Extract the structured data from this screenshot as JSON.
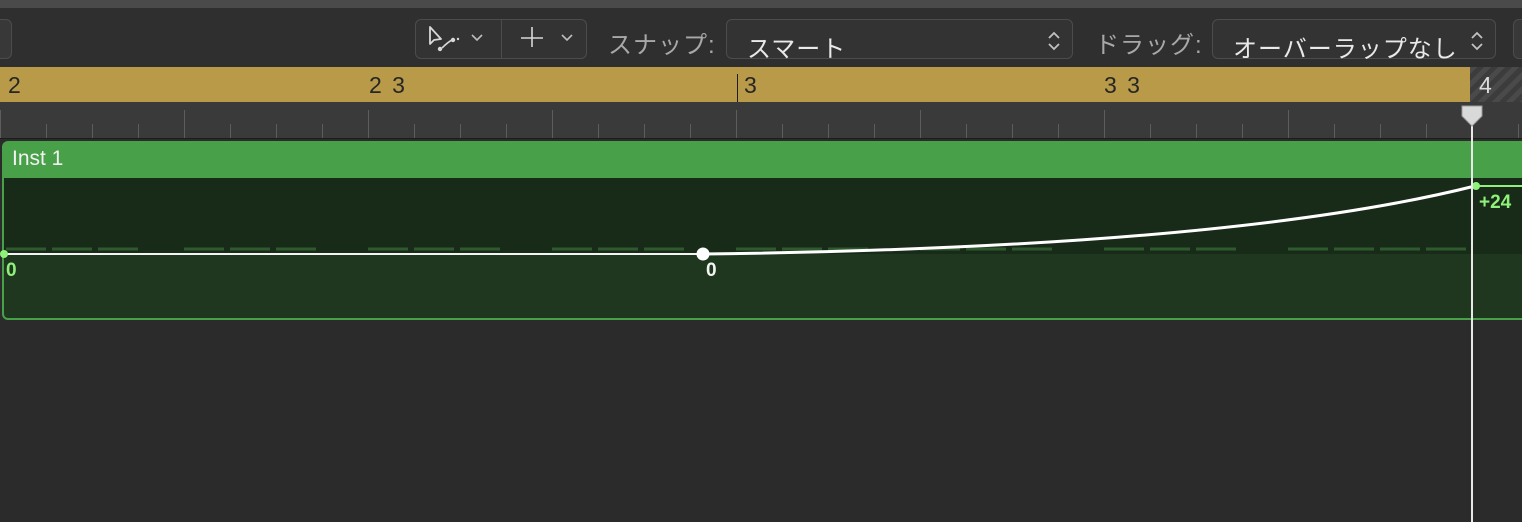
{
  "toolbar": {
    "pointer_tool_icon": "pointer-curve-tool-icon",
    "crosshair_tool_icon": "crosshair-tool-icon",
    "snap_label": "スナップ:",
    "snap_value": "スマート",
    "drag_label": "ドラッグ:",
    "drag_value": "オーバーラップなし"
  },
  "ruler": {
    "bars": [
      "2",
      "2 3",
      "3",
      "3 3",
      "4"
    ]
  },
  "region": {
    "title": "Inst 1",
    "color": "#48a048",
    "automation_points": [
      {
        "label": "0"
      },
      {
        "label": "0"
      },
      {
        "label": "+24"
      }
    ]
  },
  "colors": {
    "ruler": "#b89a48",
    "region_header": "#48a048",
    "region_body": "#1f361f",
    "point_label": "#8ff07a",
    "curve": "#ffffff"
  }
}
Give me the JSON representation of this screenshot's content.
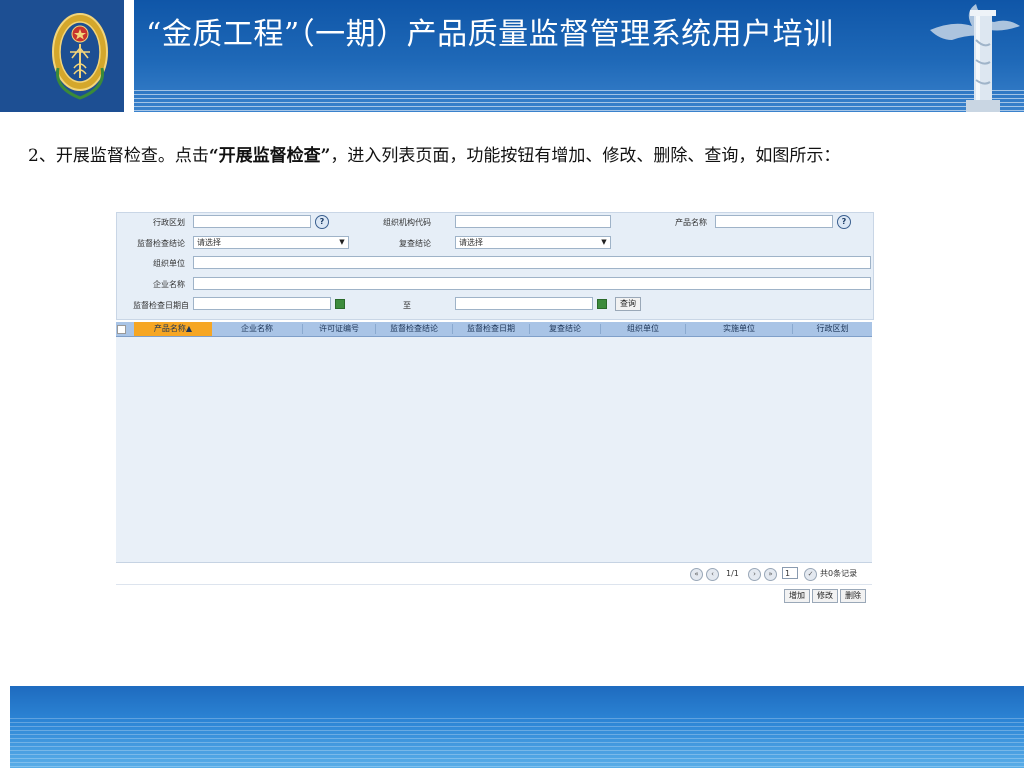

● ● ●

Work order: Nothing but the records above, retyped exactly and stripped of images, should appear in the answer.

Response to the task:
Extract the structured data from this screenshot as JSON.
{
  "toolbar": {
    "pointer_tool_icon": "pointer-curve-tool-icon",
    "crosshair_tool_icon": "crosshair-tool-icon",
    "snap_label": "スナップ:",
    "snap_value": "スマート",
    "drag_label": "ドラッグ:",
    "drag_value": "オーバーラップなし"
  },
  "ruler": {
    "bars": [
      "2",
      "2 3",
      "3",
      "3 3",
      "4"
    ]
  },
  "region": {
    "title": "Inst 1",
    "color": "#48a048",
    "automation_points": [
      {
        "label": "0"
      },
      {
        "label": "0"
      },
      {
        "label": "+24"
      }
    ]
  },
  "colors": {
    "ruler": "#b89a48",
    "region_header": "#48a048",
    "region_body": "#1f361f",
    "point_label": "#8ff07a",
    "curve": "#ffffff"
  }
}
Give me the JSON representation of this screenshot's content.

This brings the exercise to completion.